b. Hermione Clinton-Baddeley, 13 November 1906, Broseley, Shropshire, England, d. 19 August 1986, Los Angeles, California, USA. A distinguished actress and singer, Baddeley joined Margaret Morrison’s School of Dancing when she was quite young, and then travelled with the Arts League of Service for three years. She had already established herself as a fine dramatic actress when she made her musical stage debut in May 1924 at London’s Duke of York’s Theatre in Archie de Bear’s revue Punch Bowl. From then on, as well as continuing to appear in the straight theatre, she became one of the finest, and funniest, intimate revue artists ever seen in the West End. In September 1924 she joined The Co-Optimists at the Palace Theatre, and a few months later was in Noël Coward’s On With The Dance (1925). This was followed by Still Dancing (1925), Cochran’s Revue (1926), Queen High (a book show by Buddy De Sylva and Laurence Schwab), The Five O’Clock Girl (1929, a Guy Bolton - Fred Thompson book show), After Dinner (1932), Ballyhoo (1932), and Floodlight (1937). She is thought to have reached her peak during the next few years in two supremely witty Herbert Farjeon revues, Nine Sharp (1938) and The Little Revue (1939), as well as Rise Above It (1941), in which she ‘sparked off’ another mistress of the genre, Hermione Gingold. After World War II, during which Baddeley spent long periods abroad entertaining the troops with ENSA, she returned to the London stage in The Gaieties (1945) with Leslie Henson, and then bade farewell to revue in great style with Alan Melville’s A La Carte (1948) and At The Lyric (1953, later revised as Going To Town). In 1961 she went to America, and played on Broadway, toured with plays such as Canterbury Tales (1969), in which she played the Wife of Bath, and appeared in cabaret. She spent most of the rest of her life in the USA, returning occasionally to Britain, where she was in a revival of The Threepenny Opera (1972) as Mrs. Peachum. In America, Baddeley also starred frequently on television, and was particularly successful in The Good Life (1971) and Maude (1974-77). She also extended a film career that had begun with her taking the role of Calamity Kate in the comedy A Daughter In Revolt (1927), and eventually included the musicals Expresso Bongo (1959), The Unsinkable Molly Brown (1964), Mary Poppins (1964), The Happiest Millionaire (1967), and an Oscar nomination for Best Supporting Actress in 1959 for her role in Room At The Top. She was renowned for her portrayal of cheerful, yet somewhat eccentric, ‘ordinary’ women, who were able to rise above their problems.

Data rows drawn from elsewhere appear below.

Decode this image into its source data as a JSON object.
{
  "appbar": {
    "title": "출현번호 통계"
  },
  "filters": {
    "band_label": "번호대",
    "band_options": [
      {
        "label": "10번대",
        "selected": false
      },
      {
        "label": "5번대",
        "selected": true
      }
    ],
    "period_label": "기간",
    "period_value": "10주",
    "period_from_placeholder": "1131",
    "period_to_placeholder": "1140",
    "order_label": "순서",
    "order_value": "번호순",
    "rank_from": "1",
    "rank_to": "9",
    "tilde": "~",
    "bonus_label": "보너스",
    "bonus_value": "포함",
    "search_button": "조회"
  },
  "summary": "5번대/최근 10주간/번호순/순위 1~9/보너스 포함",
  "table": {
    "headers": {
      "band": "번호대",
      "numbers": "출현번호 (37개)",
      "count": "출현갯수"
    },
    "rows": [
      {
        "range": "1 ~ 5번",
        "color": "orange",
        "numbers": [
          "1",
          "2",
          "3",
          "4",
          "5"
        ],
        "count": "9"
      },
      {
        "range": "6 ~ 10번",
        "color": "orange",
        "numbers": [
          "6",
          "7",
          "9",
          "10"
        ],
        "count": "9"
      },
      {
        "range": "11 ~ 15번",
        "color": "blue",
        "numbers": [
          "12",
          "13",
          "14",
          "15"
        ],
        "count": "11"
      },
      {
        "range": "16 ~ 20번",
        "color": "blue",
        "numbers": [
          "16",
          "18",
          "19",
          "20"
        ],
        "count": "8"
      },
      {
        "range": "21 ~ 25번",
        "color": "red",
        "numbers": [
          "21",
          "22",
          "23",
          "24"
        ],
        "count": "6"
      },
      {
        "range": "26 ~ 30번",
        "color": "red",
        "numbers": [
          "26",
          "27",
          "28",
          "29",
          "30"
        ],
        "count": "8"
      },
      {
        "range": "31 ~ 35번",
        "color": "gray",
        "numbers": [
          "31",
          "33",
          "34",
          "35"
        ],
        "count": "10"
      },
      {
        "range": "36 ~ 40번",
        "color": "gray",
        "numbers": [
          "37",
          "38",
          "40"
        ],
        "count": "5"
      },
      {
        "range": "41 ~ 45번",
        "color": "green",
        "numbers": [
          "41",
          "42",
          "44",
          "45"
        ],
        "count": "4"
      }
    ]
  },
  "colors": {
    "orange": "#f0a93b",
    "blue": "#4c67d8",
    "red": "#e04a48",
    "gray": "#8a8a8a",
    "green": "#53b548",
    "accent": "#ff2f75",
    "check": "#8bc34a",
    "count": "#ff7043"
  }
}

One of her elder sisters was Angela Baddeley (b. 4 July 1904, d. 22 February 1976), who also had a long career as an actress, and is probably best remembered in both the UK and USA as housekeeper Mrs. Bridges in the 70s television series Upstairs Downstairs.